◆ Exercise: Go through the listing beneath this task and return every line that carries the string "Sentencias".

═══ Data extract

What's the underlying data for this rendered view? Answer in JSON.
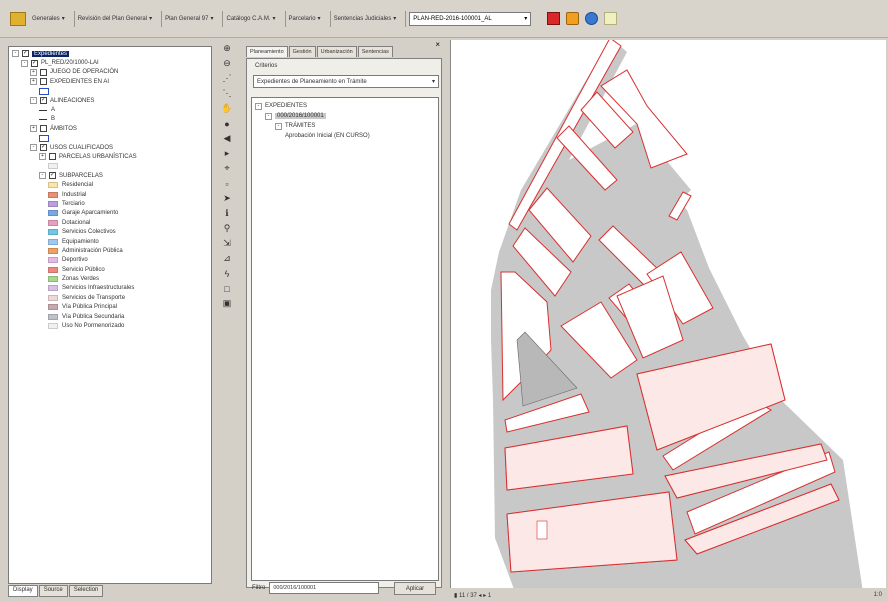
{
  "toolbar": {
    "menus": [
      "Generales",
      "Revisión del Plan General",
      "Plan General 97",
      "Catálogo C.A.M.",
      "Parcelario",
      "Sentencias Judiciales"
    ],
    "combo_value": "PLAN-RED-2016-100001_AL",
    "icons": [
      "app-logo-icon",
      "red-stop-icon",
      "help-icon",
      "globe-icon",
      "settings-icon"
    ]
  },
  "legend": {
    "tree": [
      {
        "level": 0,
        "exp": "-",
        "checked": true,
        "label": "Expedientes",
        "selected": true
      },
      {
        "level": 1,
        "exp": "-",
        "checked": true,
        "label": "PL_RED/20/1000-LAI"
      },
      {
        "level": 2,
        "exp": "+",
        "checked": false,
        "label": "JUEGO DE OPERACIÓN"
      },
      {
        "level": 2,
        "exp": "+",
        "checked": false,
        "label": "EXPEDIENTES EN AI"
      },
      {
        "level": 3,
        "symbol": "box"
      },
      {
        "level": 2,
        "exp": "-",
        "checked": true,
        "label": "ALINEACIONES"
      },
      {
        "level": 3,
        "symbol": "line",
        "label": "A"
      },
      {
        "level": 3,
        "symbol": "line",
        "label": "B"
      },
      {
        "level": 2,
        "exp": "+",
        "checked": false,
        "label": "ÁMBITOS"
      },
      {
        "level": 3,
        "symbol": "box"
      },
      {
        "level": 2,
        "exp": "-",
        "checked": true,
        "label": "USOS CUALIFICADOS"
      },
      {
        "level": 3,
        "exp": "+",
        "checked": false,
        "label": "PARCELAS URBANÍSTICAS"
      },
      {
        "level": 4,
        "symbol": "swatch",
        "color": "#f0f0f0"
      },
      {
        "level": 3,
        "exp": "-",
        "checked": true,
        "label": "SUBPARCELAS"
      },
      {
        "level": 4,
        "symbol": "swatch",
        "color": "#fbe6a8",
        "label": "Residencial"
      },
      {
        "level": 4,
        "symbol": "swatch",
        "color": "#e89070",
        "label": "Industrial"
      },
      {
        "level": 4,
        "symbol": "swatch",
        "color": "#b8a0e0",
        "label": "Terciario"
      },
      {
        "level": 4,
        "symbol": "swatch",
        "color": "#78a8e8",
        "label": "Garaje Aparcamiento"
      },
      {
        "level": 4,
        "symbol": "swatch",
        "color": "#e8a0c0",
        "label": "Dotacional"
      },
      {
        "level": 4,
        "symbol": "swatch",
        "color": "#70c8e8",
        "label": "Servicios Colectivos"
      },
      {
        "level": 4,
        "symbol": "swatch",
        "color": "#a0c8f0",
        "label": "Equipamiento"
      },
      {
        "level": 4,
        "symbol": "swatch",
        "color": "#f0a060",
        "label": "Administración Pública"
      },
      {
        "level": 4,
        "symbol": "swatch",
        "color": "#e8b8e8",
        "label": "Deportivo"
      },
      {
        "level": 4,
        "symbol": "swatch",
        "color": "#f08880",
        "label": "Servicio Público"
      },
      {
        "level": 4,
        "symbol": "swatch",
        "color": "#a8d890",
        "label": "Zonas Verdes"
      },
      {
        "level": 4,
        "symbol": "swatch",
        "color": "#d8c0e8",
        "label": "Servicios Infraestructurales"
      },
      {
        "level": 4,
        "symbol": "swatch",
        "color": "#f0d8d8",
        "label": "Servicios de Transporte"
      },
      {
        "level": 4,
        "symbol": "swatch",
        "color": "#c8a8b0",
        "label": "Vía Pública Principal"
      },
      {
        "level": 4,
        "symbol": "swatch",
        "color": "#c0c0c8",
        "label": "Vía Pública Secundaria"
      },
      {
        "level": 4,
        "symbol": "swatch",
        "color": "#f0f0f0",
        "label": "Uso No Pormenorizado"
      }
    ],
    "tabs": [
      "Display",
      "Source",
      "Selection"
    ]
  },
  "vtools": [
    {
      "name": "zoom-in-icon",
      "glyph": "⊕"
    },
    {
      "name": "zoom-out-icon",
      "glyph": "⊖"
    },
    {
      "name": "fixed-zoom-in-icon",
      "glyph": "⋰"
    },
    {
      "name": "fixed-zoom-out-icon",
      "glyph": "⋱"
    },
    {
      "name": "pan-icon",
      "glyph": "✋"
    },
    {
      "name": "full-extent-icon",
      "glyph": "●"
    },
    {
      "name": "back-extent-icon",
      "glyph": "◀"
    },
    {
      "name": "forward-extent-icon",
      "glyph": "▸"
    },
    {
      "name": "select-features-icon",
      "glyph": "⌖"
    },
    {
      "name": "clear-selection-icon",
      "glyph": "▫"
    },
    {
      "name": "select-elements-icon",
      "glyph": "➤"
    },
    {
      "name": "identify-icon",
      "glyph": "ℹ"
    },
    {
      "name": "find-icon",
      "glyph": "⚲"
    },
    {
      "name": "go-to-xy-icon",
      "glyph": "⇲"
    },
    {
      "name": "measure-icon",
      "glyph": "⊿"
    },
    {
      "name": "hyperlink-icon",
      "glyph": "ϟ"
    },
    {
      "name": "html-popup-icon",
      "glyph": "□"
    },
    {
      "name": "layout-icon",
      "glyph": "▣"
    }
  ],
  "explorer": {
    "tabs": [
      "Planeamiento",
      "Gestión",
      "Urbanización",
      "Sentencias"
    ],
    "criteria_label": "Criterios",
    "criteria_value": "Expedientes de Planeamiento en Trámite",
    "tree": [
      {
        "level": 0,
        "exp": "-",
        "label": "EXPEDIENTES"
      },
      {
        "level": 1,
        "exp": "-",
        "label": "000/2016/100001",
        "highlight": true
      },
      {
        "level": 2,
        "exp": "-",
        "label": "TRÁMITES"
      },
      {
        "level": 3,
        "label": "Aprobación Inicial (EN CURSO)"
      }
    ],
    "filter_label": "Filtro",
    "filter_value": "000/2016/100001",
    "apply_label": "Aplicar"
  },
  "map": {
    "status_left": "▮ 11 / 37 ◂ ▸ 1",
    "status_right": "1:0",
    "street_color": "#c8c8c8",
    "outline_color": "#d83030",
    "parcel_fill": "#fde8e8",
    "park_fill": "#b8b8b8"
  }
}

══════

◆ Exercise answer:
      "Sentencias Judiciales"
      "Sentencias"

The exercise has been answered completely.